After about 10 minutes of sitting in the van Kelsey said she had no reservations about buying the van. I returned the van and we began a fairly short negotiation process. The couple had a loan on the vehicle and simply wanted that paid off: $9,500. While I was hoping to get the van for a little lower price, I knew it was the average and they did come down $300 from their listed price, so we moved forward.
Interestingly enough, their bank wanted to hold a cashier’s check for five days before releasing the title, so I took cash out instead to make the transaction quicker. Just another reason to avoid car loans. The whole deal could have been taken care of between the two of us, but we had to involve their bank, to pay off the loan in order to get the title transferred.
After we had the new van, we took the Grand Prix to CarMax to sell it. With the condition it was in, I didn’t feel comfortable selling it to someone personally.
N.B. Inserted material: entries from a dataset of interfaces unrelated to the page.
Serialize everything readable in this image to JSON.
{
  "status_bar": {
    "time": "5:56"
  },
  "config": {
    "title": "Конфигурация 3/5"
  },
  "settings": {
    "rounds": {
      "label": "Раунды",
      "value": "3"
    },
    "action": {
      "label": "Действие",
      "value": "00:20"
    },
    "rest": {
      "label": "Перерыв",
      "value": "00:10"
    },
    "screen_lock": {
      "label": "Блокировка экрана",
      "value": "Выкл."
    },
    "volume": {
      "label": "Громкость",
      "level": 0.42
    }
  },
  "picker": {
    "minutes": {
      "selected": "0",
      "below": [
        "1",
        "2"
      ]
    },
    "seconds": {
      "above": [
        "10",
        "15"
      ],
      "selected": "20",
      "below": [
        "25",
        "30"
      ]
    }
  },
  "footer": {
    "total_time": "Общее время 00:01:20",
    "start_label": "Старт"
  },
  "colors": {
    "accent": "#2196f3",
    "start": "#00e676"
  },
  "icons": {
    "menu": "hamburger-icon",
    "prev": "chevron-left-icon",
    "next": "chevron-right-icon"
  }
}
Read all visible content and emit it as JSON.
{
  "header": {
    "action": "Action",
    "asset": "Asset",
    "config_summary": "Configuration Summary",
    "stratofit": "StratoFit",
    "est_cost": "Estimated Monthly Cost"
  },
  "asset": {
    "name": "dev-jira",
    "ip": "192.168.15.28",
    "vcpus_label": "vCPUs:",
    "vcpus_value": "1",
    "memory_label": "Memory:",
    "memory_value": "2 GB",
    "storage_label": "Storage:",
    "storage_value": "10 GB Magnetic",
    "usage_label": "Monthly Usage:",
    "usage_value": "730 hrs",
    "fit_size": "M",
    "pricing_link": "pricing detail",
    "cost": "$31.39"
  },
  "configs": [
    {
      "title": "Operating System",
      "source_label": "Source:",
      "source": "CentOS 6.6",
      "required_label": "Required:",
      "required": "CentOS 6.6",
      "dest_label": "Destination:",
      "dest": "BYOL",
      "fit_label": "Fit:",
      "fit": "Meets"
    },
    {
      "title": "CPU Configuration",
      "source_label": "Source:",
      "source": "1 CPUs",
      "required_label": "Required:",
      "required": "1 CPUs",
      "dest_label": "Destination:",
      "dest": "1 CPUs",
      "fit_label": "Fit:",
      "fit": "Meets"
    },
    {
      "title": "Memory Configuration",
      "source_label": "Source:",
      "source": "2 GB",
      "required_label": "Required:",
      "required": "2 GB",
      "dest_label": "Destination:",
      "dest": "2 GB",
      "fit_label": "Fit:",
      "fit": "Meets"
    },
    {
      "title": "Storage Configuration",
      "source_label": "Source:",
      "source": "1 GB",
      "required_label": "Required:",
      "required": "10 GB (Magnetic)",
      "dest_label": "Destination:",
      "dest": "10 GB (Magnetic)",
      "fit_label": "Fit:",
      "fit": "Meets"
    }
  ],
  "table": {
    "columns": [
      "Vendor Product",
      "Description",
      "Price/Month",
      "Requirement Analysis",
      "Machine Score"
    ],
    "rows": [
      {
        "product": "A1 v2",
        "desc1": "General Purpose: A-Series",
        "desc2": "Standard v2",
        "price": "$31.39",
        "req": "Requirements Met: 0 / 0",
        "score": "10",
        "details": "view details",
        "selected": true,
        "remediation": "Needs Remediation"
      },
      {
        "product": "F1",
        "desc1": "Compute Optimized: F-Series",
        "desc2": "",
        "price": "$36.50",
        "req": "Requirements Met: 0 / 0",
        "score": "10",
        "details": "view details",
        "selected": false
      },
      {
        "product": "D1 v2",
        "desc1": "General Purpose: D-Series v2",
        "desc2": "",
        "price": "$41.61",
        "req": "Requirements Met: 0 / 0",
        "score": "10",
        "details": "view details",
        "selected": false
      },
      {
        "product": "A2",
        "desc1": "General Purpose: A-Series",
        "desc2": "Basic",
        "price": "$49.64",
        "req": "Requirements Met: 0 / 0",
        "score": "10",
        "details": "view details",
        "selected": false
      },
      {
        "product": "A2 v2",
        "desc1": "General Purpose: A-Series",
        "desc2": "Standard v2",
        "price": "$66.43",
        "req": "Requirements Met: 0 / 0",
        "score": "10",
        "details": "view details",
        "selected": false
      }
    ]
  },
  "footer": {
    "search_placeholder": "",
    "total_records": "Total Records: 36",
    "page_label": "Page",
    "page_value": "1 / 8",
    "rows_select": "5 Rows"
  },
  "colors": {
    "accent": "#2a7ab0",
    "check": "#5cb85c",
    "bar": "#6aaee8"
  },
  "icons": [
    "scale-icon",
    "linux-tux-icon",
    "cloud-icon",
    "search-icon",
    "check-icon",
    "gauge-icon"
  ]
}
Literally the week that we were looking at the minivan, the brakes started to get real bad on the car. Like, slam your foot to the floor before they would engage.
So, we gladly took the whopping $350 that CarMax offered us. It almost paid for the sales tax on the minivan purchase…
And that’s how we bought a new to us minivan. We’re super excited. It’s the nicest and newest car we’ve ever owned. The Jeep did cost us more money and perhaps in the next handful of years we’ll be able to upgrade again and have some value left on our vehicles to upgrade to even nicer vehicles.
In the past year as we’ve been saving, it’s been eye opening to realize how we have neglected the replacement of our vehicles. We’ve been fortunate that we didn’t have to purchase one in an emergency situation. That would have hurt our other plans and goals. It feels good to have a plan and acknowledge the fact that vehicles depreciate and get older, and eventually will need to be replaced.
If you’re in a situation where you’re really focusing on paying off debt, or have other goals, it’s a good idea to stretch the length of your vehicle ownership, but at some point you do need to start saving for the next purchase. Having a plan you can adjust is better than having no plan at all like we had for the previous four years.
(And lest you think we have it all together and are able to fulfill all of our dreams at once, we spent Rooney's first spring break passing around the stomach bug at home, and still haven't completely finished our basement, a project started almost five years ago)